■ **BRIEF**
Examine the entries below, count the lines holding the string "this", and respond with the number only.

==============================

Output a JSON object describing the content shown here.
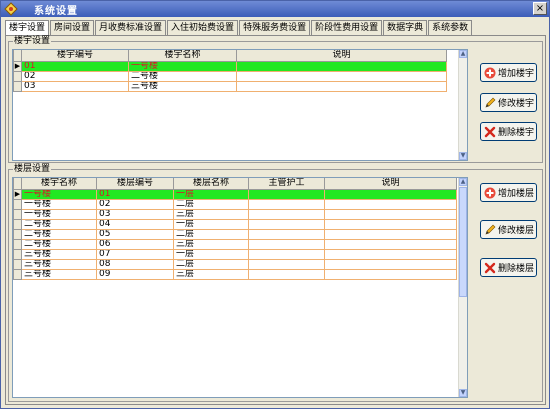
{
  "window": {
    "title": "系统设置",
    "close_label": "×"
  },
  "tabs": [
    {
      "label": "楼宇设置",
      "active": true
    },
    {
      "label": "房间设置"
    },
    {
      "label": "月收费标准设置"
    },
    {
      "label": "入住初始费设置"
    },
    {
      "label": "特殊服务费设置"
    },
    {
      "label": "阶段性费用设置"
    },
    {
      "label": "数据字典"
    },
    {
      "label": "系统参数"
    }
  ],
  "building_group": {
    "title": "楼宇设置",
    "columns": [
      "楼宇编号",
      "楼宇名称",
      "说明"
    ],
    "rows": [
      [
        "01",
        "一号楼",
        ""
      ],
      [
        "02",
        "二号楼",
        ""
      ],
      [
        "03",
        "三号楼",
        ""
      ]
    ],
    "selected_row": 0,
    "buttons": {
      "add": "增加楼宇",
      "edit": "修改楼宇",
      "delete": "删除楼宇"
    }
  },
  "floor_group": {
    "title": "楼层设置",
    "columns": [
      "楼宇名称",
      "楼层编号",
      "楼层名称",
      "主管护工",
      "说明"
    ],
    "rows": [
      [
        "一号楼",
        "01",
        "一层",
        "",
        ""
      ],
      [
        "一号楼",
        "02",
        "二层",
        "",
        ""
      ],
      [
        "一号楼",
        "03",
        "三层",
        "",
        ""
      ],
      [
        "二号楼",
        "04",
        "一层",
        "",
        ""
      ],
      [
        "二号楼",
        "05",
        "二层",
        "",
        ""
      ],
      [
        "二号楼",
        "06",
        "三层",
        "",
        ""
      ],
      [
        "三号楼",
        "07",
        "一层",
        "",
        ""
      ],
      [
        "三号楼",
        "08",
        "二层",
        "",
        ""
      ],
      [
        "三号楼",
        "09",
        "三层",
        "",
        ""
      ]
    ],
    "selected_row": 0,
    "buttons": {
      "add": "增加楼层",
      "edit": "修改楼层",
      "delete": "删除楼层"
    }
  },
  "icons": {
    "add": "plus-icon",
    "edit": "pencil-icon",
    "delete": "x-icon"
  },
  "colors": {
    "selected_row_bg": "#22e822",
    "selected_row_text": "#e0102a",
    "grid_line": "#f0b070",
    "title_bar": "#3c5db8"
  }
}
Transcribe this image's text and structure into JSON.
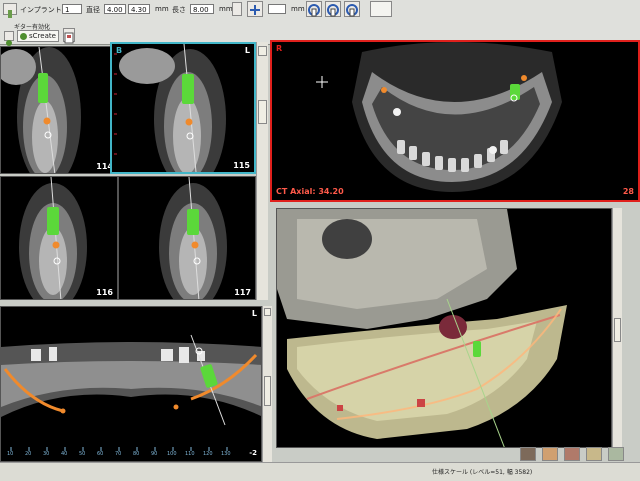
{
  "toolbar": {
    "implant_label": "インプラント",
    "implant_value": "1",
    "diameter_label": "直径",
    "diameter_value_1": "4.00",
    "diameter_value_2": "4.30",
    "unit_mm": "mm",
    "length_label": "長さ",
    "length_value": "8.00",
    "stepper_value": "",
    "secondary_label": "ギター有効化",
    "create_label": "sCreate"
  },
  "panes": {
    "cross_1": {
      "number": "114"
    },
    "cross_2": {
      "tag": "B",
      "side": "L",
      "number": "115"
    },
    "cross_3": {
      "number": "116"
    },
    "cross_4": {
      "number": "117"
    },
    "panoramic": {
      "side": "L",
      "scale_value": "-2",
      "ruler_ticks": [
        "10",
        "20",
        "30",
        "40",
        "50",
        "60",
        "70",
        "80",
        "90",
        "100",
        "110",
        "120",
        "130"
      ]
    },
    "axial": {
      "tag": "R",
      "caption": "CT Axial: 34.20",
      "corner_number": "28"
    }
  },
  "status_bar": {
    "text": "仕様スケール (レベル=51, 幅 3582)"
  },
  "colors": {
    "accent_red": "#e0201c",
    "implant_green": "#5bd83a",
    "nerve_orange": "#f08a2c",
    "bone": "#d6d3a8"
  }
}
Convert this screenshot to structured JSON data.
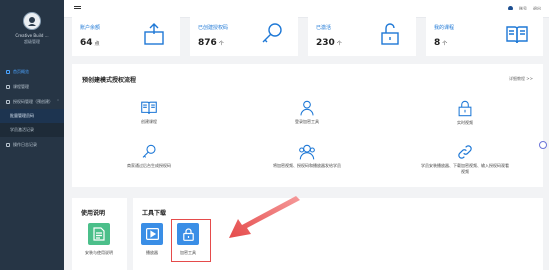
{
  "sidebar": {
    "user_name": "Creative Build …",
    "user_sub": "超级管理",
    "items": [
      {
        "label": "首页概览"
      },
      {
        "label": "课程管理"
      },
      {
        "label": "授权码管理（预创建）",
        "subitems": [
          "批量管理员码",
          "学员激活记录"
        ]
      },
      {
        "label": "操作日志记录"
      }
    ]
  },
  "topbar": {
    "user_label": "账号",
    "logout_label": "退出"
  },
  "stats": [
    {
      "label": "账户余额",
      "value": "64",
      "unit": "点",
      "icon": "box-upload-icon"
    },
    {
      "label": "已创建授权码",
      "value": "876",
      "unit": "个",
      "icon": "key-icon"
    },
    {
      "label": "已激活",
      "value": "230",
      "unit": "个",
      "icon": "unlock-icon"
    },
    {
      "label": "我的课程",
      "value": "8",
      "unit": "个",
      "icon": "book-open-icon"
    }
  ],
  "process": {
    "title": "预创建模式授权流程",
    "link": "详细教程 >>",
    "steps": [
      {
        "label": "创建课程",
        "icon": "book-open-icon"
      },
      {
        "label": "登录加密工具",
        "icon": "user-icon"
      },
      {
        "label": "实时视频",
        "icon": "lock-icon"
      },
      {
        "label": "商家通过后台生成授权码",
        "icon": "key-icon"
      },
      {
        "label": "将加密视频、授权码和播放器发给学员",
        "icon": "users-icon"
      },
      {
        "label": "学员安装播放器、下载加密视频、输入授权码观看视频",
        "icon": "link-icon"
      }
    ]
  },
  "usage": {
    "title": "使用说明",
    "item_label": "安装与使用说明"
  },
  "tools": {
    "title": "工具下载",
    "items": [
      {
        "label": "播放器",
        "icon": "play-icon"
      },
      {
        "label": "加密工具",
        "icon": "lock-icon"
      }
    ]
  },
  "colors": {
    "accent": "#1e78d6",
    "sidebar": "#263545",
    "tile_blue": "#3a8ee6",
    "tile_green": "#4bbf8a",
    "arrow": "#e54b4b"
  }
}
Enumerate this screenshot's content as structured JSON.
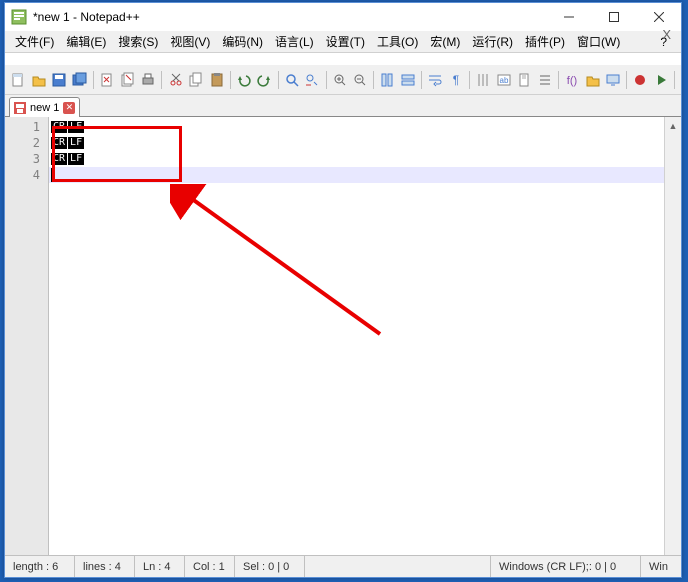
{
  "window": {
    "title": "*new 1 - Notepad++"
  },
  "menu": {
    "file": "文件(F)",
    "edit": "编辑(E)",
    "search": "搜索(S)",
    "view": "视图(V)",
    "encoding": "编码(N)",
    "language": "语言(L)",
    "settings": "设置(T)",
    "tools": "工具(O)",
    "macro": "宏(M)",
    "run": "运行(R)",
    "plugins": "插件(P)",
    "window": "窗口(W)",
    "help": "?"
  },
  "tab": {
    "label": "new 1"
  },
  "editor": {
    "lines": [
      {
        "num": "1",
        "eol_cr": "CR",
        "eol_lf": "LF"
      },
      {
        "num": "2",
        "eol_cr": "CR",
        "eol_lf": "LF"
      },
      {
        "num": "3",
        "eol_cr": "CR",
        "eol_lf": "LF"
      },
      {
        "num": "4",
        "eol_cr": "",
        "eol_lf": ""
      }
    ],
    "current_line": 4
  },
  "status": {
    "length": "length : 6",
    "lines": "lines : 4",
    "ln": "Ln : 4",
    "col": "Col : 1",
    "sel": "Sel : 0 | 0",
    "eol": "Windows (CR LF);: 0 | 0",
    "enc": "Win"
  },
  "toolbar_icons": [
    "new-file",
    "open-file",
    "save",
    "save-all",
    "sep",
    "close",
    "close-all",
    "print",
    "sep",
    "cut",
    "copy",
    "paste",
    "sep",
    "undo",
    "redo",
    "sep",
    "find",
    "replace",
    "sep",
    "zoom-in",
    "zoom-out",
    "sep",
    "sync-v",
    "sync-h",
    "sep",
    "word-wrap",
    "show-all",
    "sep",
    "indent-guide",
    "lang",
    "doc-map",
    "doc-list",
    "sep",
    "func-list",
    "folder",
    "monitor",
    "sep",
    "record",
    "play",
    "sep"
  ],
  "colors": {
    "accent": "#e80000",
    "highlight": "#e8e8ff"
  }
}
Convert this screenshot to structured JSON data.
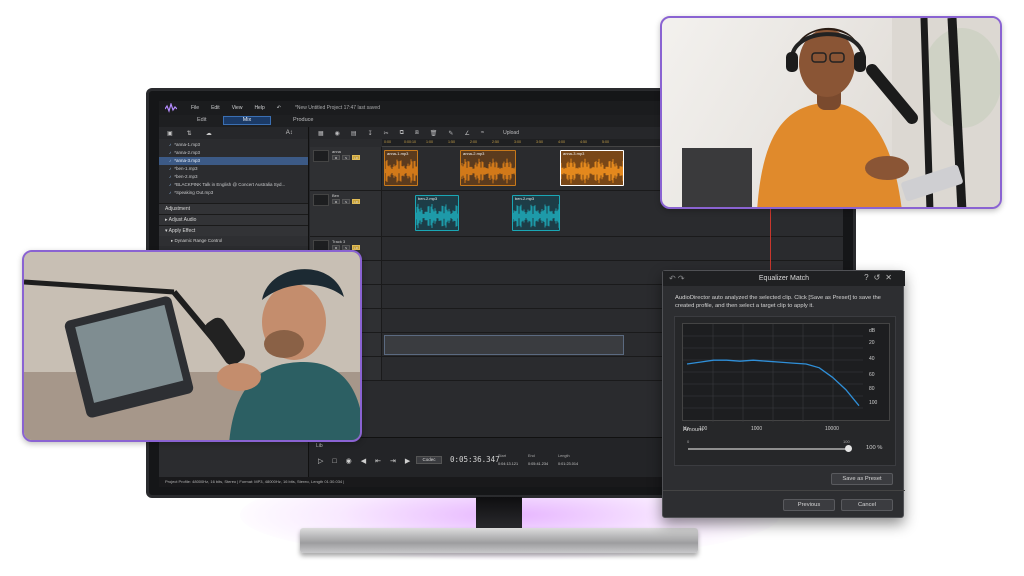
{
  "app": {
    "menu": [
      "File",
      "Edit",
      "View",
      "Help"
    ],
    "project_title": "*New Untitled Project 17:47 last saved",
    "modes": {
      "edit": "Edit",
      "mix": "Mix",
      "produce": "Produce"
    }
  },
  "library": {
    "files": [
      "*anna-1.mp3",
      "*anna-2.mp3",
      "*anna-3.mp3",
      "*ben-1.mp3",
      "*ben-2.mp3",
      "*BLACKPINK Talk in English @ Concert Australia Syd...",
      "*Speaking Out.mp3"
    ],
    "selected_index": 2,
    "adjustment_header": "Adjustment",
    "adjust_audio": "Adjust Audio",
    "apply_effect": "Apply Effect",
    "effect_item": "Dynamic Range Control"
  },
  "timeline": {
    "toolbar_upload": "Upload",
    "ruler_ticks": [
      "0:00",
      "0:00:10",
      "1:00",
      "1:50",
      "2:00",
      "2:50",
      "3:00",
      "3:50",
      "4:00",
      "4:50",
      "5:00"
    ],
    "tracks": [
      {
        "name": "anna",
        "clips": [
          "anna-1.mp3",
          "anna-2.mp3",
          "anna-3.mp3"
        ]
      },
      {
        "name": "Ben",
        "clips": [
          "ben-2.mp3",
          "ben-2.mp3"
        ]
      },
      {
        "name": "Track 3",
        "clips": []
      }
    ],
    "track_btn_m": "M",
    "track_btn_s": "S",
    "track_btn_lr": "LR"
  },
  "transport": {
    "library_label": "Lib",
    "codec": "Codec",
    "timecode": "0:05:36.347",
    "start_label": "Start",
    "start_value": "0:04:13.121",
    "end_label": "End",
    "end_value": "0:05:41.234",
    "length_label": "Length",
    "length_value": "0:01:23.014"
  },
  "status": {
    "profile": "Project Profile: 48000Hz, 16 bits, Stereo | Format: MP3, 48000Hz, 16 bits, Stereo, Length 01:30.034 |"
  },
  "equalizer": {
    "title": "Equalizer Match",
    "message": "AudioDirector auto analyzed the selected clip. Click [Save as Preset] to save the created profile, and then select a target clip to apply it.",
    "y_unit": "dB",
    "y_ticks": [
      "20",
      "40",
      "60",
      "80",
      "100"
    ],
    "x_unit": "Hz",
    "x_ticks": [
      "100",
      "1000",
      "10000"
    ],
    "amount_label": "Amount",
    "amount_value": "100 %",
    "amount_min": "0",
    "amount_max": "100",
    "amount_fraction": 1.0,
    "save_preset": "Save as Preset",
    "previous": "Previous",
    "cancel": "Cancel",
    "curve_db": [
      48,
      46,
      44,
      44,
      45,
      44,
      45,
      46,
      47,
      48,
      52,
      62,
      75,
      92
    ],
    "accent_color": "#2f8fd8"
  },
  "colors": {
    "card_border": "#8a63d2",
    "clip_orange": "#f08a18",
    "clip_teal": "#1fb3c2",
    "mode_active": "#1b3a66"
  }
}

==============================

■ **RESPONSE TO THE EXERCISE**
4